▶ [Data supplied]:
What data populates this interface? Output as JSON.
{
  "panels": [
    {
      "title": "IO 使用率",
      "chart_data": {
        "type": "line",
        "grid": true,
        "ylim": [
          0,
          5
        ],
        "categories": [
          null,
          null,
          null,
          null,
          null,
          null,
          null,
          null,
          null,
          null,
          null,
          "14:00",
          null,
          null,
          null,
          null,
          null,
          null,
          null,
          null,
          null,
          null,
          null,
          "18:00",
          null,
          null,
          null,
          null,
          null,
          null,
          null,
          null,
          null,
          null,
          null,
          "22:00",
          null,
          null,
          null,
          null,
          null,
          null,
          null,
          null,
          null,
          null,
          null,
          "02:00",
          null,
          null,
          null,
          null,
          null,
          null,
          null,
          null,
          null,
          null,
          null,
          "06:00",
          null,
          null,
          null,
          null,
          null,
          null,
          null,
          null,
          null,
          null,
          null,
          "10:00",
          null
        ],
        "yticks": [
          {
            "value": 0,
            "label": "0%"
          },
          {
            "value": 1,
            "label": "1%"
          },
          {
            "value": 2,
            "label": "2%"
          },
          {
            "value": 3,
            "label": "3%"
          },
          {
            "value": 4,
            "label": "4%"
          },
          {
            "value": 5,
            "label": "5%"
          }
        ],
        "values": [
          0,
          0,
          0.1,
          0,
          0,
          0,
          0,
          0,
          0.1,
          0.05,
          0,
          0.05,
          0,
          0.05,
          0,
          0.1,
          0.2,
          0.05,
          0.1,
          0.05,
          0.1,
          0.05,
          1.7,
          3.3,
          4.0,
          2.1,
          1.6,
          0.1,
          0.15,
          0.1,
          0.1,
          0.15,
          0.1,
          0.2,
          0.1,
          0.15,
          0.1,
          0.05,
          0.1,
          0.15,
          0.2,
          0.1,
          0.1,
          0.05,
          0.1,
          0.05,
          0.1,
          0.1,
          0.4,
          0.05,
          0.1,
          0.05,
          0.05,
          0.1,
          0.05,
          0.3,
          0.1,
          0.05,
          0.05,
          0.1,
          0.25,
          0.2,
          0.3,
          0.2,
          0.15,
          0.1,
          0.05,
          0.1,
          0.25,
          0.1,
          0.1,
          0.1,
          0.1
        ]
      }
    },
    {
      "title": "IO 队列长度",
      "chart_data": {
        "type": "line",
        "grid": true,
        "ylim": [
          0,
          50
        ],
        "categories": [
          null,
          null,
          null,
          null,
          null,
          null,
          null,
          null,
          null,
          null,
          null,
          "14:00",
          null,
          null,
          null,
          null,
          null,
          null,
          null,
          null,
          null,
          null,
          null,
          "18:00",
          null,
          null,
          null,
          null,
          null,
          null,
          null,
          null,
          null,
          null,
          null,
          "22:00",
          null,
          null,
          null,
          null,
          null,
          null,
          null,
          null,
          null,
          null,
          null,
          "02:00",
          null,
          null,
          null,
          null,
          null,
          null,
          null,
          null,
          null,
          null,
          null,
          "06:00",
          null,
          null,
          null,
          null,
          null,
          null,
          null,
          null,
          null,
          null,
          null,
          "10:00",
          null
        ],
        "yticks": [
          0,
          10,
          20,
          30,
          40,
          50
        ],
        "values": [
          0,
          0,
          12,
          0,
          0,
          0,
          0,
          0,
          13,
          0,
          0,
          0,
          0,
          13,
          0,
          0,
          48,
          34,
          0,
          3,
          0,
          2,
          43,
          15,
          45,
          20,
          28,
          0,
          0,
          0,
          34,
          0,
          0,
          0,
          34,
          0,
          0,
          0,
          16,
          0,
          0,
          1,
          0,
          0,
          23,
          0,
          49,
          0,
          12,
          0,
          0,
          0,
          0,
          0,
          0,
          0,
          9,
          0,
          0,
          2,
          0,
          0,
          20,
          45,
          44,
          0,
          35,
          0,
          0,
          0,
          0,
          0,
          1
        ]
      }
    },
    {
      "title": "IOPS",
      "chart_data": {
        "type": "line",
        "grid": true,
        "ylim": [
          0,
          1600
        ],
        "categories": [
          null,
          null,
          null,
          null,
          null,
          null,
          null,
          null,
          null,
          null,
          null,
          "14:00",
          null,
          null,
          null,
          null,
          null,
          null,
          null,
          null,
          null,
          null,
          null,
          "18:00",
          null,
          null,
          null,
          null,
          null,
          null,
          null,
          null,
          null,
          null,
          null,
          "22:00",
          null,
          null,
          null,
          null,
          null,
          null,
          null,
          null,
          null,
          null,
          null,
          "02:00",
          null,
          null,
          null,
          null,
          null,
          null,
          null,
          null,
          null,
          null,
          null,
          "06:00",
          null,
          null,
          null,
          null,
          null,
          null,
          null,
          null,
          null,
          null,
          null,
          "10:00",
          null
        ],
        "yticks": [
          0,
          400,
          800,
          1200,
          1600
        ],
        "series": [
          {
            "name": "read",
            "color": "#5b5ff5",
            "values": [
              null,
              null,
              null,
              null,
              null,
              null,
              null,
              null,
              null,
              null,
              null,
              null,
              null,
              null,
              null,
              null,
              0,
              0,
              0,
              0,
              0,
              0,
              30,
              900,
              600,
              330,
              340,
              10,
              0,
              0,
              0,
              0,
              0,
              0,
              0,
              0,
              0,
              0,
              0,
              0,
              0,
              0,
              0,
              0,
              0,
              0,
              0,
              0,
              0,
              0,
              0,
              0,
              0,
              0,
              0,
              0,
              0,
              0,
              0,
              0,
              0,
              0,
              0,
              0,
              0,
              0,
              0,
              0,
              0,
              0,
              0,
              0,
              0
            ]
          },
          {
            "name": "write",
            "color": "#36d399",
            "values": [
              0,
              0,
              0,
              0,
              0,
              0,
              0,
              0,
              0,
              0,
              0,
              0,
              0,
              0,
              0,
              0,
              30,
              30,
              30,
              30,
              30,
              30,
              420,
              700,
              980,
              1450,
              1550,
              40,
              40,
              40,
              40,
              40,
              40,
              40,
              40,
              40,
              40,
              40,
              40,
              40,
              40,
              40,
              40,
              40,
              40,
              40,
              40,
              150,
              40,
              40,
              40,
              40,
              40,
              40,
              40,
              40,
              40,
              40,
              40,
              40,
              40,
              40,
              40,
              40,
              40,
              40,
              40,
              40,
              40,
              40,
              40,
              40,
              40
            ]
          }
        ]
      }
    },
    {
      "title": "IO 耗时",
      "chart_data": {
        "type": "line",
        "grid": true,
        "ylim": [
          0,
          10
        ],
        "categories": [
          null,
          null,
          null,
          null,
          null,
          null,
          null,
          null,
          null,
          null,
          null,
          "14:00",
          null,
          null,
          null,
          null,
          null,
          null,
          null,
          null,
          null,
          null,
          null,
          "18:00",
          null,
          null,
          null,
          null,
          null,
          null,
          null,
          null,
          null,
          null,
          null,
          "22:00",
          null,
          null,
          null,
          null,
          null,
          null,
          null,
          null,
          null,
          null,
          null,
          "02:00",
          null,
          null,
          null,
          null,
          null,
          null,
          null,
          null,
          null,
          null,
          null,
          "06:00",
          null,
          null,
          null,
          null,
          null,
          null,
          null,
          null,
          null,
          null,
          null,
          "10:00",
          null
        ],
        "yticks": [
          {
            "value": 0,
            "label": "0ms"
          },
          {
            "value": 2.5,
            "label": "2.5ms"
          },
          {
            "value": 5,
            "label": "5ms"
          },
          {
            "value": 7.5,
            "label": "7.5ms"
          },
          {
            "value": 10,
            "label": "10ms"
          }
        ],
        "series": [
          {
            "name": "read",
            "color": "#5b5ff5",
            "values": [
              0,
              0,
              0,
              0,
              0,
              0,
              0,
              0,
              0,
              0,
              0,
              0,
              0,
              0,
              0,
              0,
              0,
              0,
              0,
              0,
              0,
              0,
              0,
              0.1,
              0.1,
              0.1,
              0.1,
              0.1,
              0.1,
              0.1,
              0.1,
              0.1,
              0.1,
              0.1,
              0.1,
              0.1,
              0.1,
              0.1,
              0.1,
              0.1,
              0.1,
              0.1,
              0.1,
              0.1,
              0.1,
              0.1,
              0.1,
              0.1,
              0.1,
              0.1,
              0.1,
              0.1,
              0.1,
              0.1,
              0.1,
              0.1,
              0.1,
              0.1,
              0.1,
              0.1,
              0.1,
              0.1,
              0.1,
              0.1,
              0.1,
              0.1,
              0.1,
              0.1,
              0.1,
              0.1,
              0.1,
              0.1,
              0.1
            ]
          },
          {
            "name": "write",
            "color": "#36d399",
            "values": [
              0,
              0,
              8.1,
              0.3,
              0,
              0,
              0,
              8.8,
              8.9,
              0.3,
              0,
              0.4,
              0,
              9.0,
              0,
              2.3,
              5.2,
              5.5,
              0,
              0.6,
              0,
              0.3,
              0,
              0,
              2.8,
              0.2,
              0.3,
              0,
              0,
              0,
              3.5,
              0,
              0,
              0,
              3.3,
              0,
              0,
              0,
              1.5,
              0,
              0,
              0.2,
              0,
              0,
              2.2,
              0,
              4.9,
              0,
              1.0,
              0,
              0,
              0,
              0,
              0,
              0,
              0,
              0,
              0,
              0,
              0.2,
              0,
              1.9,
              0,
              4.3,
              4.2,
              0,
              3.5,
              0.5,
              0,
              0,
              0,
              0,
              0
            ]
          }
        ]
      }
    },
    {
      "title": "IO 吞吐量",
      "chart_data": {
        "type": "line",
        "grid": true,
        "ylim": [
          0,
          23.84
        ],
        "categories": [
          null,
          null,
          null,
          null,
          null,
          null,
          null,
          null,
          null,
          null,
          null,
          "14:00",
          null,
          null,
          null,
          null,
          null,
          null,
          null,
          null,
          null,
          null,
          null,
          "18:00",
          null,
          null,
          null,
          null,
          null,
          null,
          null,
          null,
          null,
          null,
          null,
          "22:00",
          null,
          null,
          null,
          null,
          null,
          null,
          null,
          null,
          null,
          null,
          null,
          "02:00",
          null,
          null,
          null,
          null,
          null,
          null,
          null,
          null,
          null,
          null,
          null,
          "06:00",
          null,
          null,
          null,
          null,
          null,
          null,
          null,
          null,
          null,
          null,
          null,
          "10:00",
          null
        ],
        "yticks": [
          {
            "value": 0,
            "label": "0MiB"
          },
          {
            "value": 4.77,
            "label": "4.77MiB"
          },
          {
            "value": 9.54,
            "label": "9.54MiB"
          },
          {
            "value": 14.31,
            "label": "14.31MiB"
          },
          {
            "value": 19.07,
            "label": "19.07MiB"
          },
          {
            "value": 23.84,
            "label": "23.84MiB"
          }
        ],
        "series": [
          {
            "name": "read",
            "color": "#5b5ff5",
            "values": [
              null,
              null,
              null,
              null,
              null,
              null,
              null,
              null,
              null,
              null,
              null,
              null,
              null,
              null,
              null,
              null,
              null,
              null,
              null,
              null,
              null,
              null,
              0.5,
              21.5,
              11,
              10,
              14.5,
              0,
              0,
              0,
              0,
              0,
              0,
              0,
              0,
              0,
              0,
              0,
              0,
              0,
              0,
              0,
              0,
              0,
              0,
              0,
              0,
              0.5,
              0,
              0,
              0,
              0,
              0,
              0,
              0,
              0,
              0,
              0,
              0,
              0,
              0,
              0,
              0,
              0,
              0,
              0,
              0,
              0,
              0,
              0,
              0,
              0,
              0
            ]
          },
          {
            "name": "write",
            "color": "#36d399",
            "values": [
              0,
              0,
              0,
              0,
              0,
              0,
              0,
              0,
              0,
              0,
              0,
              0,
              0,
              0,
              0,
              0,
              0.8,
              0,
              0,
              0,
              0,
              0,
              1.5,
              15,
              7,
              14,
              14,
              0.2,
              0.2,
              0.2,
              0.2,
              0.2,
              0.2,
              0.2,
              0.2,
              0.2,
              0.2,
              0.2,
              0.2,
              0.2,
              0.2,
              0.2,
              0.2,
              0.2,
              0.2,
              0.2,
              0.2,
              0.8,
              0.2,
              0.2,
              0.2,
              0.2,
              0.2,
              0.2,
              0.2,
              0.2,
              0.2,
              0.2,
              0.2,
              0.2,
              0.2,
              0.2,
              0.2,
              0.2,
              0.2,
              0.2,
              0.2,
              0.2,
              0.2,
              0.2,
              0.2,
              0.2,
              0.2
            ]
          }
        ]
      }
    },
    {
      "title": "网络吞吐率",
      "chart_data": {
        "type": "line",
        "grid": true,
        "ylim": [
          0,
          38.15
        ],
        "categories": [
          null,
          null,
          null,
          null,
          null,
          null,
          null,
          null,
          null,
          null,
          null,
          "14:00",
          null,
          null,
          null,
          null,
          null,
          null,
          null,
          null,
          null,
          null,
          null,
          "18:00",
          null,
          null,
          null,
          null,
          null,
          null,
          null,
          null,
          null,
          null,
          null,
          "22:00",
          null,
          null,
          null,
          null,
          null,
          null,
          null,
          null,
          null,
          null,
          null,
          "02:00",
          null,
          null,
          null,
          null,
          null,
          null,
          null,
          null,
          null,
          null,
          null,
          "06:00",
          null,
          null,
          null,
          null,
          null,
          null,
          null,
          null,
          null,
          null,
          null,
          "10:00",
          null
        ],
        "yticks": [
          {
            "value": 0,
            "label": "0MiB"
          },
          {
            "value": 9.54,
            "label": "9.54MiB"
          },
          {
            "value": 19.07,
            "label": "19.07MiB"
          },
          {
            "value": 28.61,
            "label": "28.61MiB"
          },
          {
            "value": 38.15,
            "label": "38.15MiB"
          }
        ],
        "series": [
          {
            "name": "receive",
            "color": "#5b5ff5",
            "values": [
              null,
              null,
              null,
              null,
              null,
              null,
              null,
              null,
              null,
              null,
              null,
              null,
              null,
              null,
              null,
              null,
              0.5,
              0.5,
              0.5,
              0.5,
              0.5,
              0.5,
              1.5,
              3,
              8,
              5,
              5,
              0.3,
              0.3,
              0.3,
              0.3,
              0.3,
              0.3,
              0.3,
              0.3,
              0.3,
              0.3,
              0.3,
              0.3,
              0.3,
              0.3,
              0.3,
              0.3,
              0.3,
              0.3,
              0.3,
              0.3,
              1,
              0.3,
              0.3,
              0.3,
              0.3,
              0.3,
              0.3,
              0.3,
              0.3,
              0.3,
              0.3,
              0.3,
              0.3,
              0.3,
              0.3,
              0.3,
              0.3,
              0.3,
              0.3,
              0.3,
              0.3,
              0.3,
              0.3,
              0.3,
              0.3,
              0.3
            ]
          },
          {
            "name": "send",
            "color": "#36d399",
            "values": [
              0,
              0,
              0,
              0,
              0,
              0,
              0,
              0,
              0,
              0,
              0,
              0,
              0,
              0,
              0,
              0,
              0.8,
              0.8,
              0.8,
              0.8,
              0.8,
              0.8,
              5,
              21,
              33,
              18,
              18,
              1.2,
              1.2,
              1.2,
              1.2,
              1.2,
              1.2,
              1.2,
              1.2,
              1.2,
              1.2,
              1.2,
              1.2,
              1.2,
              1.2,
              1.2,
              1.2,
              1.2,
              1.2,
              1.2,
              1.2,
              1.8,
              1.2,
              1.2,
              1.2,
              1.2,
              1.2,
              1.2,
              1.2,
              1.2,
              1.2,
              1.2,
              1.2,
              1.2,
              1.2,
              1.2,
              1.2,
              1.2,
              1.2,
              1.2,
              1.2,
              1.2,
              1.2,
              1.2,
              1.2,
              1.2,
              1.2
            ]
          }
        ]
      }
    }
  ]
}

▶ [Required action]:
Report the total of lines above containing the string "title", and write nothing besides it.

▶ [Response]:
6